ORLANDO, Fla. - Olympic bobsledder Howard Benford Siler Jr., an insurance executive when he retired in Central Florida 17 years ago, didn't much appreciate the way he was portrayed by John Candy in the movie "Cool Runnings."
Candy acted his part in the 1993 movie as a fumbling, washed-up rube who sought redemption by coaching four, ice-wary Jamaican athletes to compete as an Olympic bobsled team.
"The first half-hour to 45 minutes of that movie was a great misrepresentation of Howard," said his wife, Debra Shea Siler, "He wasn't a drunk and sloppy loser and all those things. But when the guys got off the airplane, that was spot-on.
"He was disappointed that Disney decided to make the movie a sort of comical situation as opposed to how serious their accomplishments were. There were scenes that made them look cutesy, silly.
"Howard said the guys were fun and easygoing but they were serious, which is the reason he accepted the job," his wife said. "And they were committed with more heart and soul than any athlete he ever coached."
Some months ago, when Siler was still actively playing senior softball, he was diagnosed with cancer. The Clermont resident died last week at 69.
By all accounts, he was an athletic stud, the opposite of Candy.
A Washington Post story about the 1980 winter Olympics in Lake Placid, N.Y., described Siler as 6 feet, 200 pounds and built like a college fullback.
In the story, the 34-year-old Siler told of driving a 500-pound sled at 90 mph and crashing in a curve called Shady.
"I totaled that bob. It flipped over me and landed on my partner... Broke his skull in seven places. I got wrecked, too, but only my face. Nothing that wouldn't heal."
Siler took fifth place in the two-man sled event, achieving a modest comeback for the U.S., which had been in decline for many years in bobsledding.
"You know, they say a bobsled driver can't ask for much in life," Siler was quoted in the Post story. "When you jump in that seat, you only know two things for certain. The traffic's all one way. And if you crash, at least you won't burn."
Debra Shea Siler said that when she combed through his scrapbook she found a newspaper clipping from when he was in junior high school and had won a big basketball game by a point.
"He was an absolute, natural athlete who was good at everything," she said. "He had a knee replacement as a result of his bobsledding career. He had many injuries because of his bobsledding career. But nothing that kept him off the ball field at 69 years old."
Siler was a member of softball and bobsled teams in the Air Force, where he served for 13 years. His 30 years in bobsledding included being a nine-time member of the USA National Bobsled Team, a three-time Olympian and a Team USA coach.
A Chicago Tribune story in 1988 recounts the invitation for Siler to coach the Jamaicans. He was in his back yard, barbecuing ribs, when the phone rang.
"Guy on the other end asks, 'How would you like to be the coach of the Jamaican Olympic bobsled team?' I said, 'No thanks, I'm too busy coaching the Siberian surfers.'"

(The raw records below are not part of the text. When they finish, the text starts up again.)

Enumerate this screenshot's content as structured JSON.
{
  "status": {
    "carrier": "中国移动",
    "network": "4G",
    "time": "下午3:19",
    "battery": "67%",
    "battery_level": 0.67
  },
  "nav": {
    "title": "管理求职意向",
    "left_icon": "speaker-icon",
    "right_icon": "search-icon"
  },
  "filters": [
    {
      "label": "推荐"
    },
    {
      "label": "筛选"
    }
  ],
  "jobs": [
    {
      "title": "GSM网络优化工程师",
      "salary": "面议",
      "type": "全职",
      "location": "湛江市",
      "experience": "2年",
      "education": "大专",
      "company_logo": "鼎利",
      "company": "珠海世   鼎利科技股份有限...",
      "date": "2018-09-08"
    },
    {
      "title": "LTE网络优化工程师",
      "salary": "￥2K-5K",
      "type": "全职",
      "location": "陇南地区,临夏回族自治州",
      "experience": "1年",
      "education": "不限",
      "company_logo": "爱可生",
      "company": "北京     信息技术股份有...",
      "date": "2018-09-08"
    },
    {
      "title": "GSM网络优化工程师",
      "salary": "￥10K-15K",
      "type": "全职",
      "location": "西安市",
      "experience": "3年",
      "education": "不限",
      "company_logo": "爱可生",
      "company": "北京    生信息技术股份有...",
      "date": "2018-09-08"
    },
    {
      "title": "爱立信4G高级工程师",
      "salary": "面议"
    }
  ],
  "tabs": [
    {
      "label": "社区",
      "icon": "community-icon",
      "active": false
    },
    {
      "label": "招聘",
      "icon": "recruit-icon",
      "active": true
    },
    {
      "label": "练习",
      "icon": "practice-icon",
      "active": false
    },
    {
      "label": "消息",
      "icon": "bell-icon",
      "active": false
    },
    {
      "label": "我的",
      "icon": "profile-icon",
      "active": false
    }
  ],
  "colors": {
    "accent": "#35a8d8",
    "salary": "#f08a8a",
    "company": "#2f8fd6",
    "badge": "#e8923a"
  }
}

Siler eventually agreed and before long was besting other teams in international competition.
"The athletes are not the problem," Siler said in the Tribune story. "They just need the equipment, experience and facilities."
"If I say these kids can make it to the Olympics, they can make it to the Olympics," said the coach, played by Candy, in Cool Runnings.
In the movie, after the Jamaicans got off the plane and freaked out in their first blast of winter, their coach was asked if their Olympic entry was a big joke, or "do you really expect these Jamaicans to qualify?"
"Not only are they going to qualify, they are going to turn some heads doing it," the coach responded.
Along with his wife, Siler is survived by daughters Lisa Smith, Audra Claypool and Christina White; sisters Doris Breazel and Kathy Young; six grandchildren; and several nieces and nephews. Arrangements are by Becker Funeral Home.